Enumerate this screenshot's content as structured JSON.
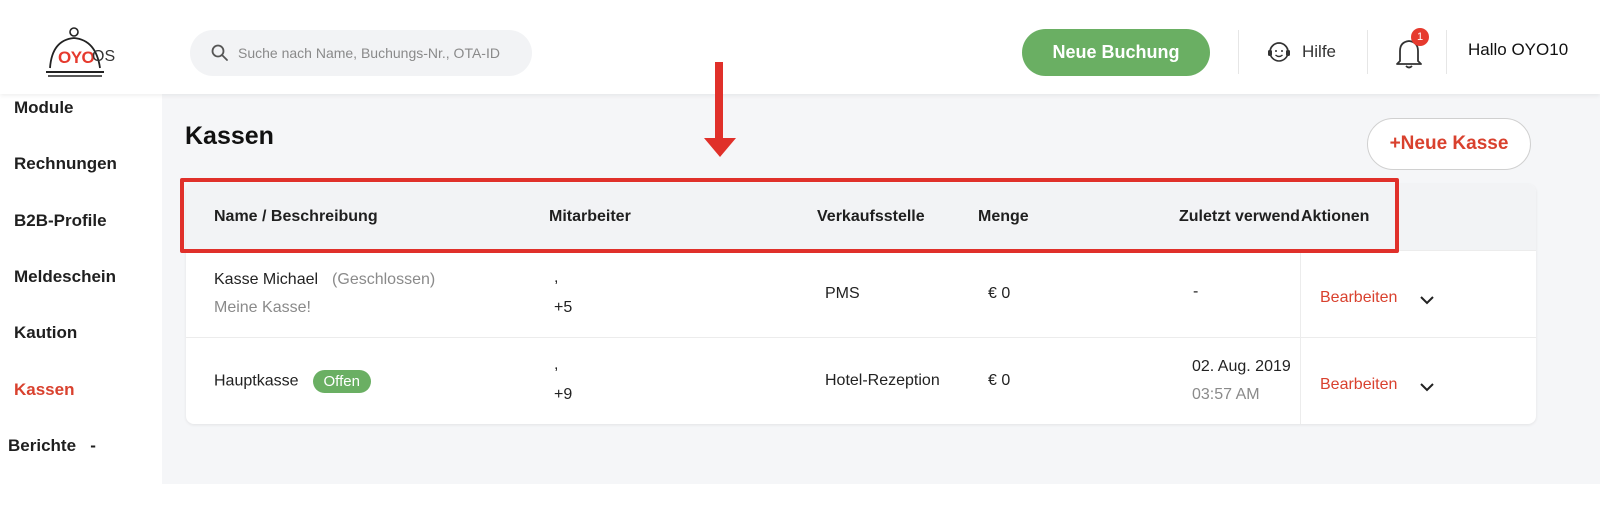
{
  "header": {
    "logo": {
      "brand": "OYO",
      "suffix": "OS"
    },
    "search": {
      "placeholder": "Suche nach Name, Buchungs-Nr., OTA-ID",
      "value": ""
    },
    "new_booking_label": "Neue Buchung",
    "help_label": "Hilfe",
    "notification_count": "1",
    "greeting": "Hallo OYO10"
  },
  "sidebar": {
    "items": [
      {
        "label": "Module",
        "active": false
      },
      {
        "label": "Rechnungen",
        "active": false
      },
      {
        "label": "B2B-Profile",
        "active": false
      },
      {
        "label": "Meldeschein",
        "active": false
      },
      {
        "label": "Kaution",
        "active": false
      },
      {
        "label": "Kassen",
        "active": true
      },
      {
        "label": "Berichte   -",
        "active": false
      }
    ]
  },
  "main": {
    "title": "Kassen",
    "new_kasse_label": "+Neue Kasse",
    "table": {
      "columns": [
        "Name / Beschreibung",
        "Mitarbeiter",
        "Verkaufsstelle",
        "Menge",
        "Zuletzt verwend",
        "Aktionen"
      ],
      "rows": [
        {
          "name": "Kasse Michael",
          "status": "(Geschlossen)",
          "description": "Meine Kasse!",
          "staff_line1": ",",
          "staff_line2": "+5",
          "pos": "PMS",
          "amount": "€ 0",
          "last_used": "-",
          "last_used_time": "",
          "action": "Bearbeiten"
        },
        {
          "name": "Hauptkasse",
          "status": "Offen",
          "description": "",
          "staff_line1": ",",
          "staff_line2": "+9",
          "pos": "Hotel-Rezeption",
          "amount": "€ 0",
          "last_used": "02. Aug. 2019",
          "last_used_time": "03:57 AM",
          "action": "Bearbeiten"
        }
      ]
    }
  },
  "colors": {
    "brand_red": "#e63a2e",
    "accent_green": "#6aaf63",
    "active_link": "#d9412e",
    "annotation_red": "#e0302a"
  },
  "icons": [
    "search-icon",
    "help-headset-icon",
    "bell-icon",
    "chevron-down-icon",
    "cloche-logo-icon",
    "arrow-down-annotation"
  ]
}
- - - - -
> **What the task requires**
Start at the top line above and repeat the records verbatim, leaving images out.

> **Finished task**
Enumerate this screenshot's content as structured JSON.
{
  "header": {
    "logo": {
      "brand": "OYO",
      "suffix": "OS"
    },
    "search": {
      "placeholder": "Suche nach Name, Buchungs-Nr., OTA-ID",
      "value": ""
    },
    "new_booking_label": "Neue Buchung",
    "help_label": "Hilfe",
    "notification_count": "1",
    "greeting": "Hallo OYO10"
  },
  "sidebar": {
    "items": [
      {
        "label": "Module",
        "active": false
      },
      {
        "label": "Rechnungen",
        "active": false
      },
      {
        "label": "B2B-Profile",
        "active": false
      },
      {
        "label": "Meldeschein",
        "active": false
      },
      {
        "label": "Kaution",
        "active": false
      },
      {
        "label": "Kassen",
        "active": true
      },
      {
        "label": "Berichte   -",
        "active": false
      }
    ]
  },
  "main": {
    "title": "Kassen",
    "new_kasse_label": "+Neue Kasse",
    "table": {
      "columns": [
        "Name / Beschreibung",
        "Mitarbeiter",
        "Verkaufsstelle",
        "Menge",
        "Zuletzt verwend",
        "Aktionen"
      ],
      "rows": [
        {
          "name": "Kasse Michael",
          "status": "(Geschlossen)",
          "description": "Meine Kasse!",
          "staff_line1": ",",
          "staff_line2": "+5",
          "pos": "PMS",
          "amount": "€ 0",
          "last_used": "-",
          "last_used_time": "",
          "action": "Bearbeiten"
        },
        {
          "name": "Hauptkasse",
          "status": "Offen",
          "description": "",
          "staff_line1": ",",
          "staff_line2": "+9",
          "pos": "Hotel-Rezeption",
          "amount": "€ 0",
          "last_used": "02. Aug. 2019",
          "last_used_time": "03:57 AM",
          "action": "Bearbeiten"
        }
      ]
    }
  },
  "colors": {
    "brand_red": "#e63a2e",
    "accent_green": "#6aaf63",
    "active_link": "#d9412e",
    "annotation_red": "#e0302a"
  },
  "icons": [
    "search-icon",
    "help-headset-icon",
    "bell-icon",
    "chevron-down-icon",
    "cloche-logo-icon",
    "arrow-down-annotation"
  ]
}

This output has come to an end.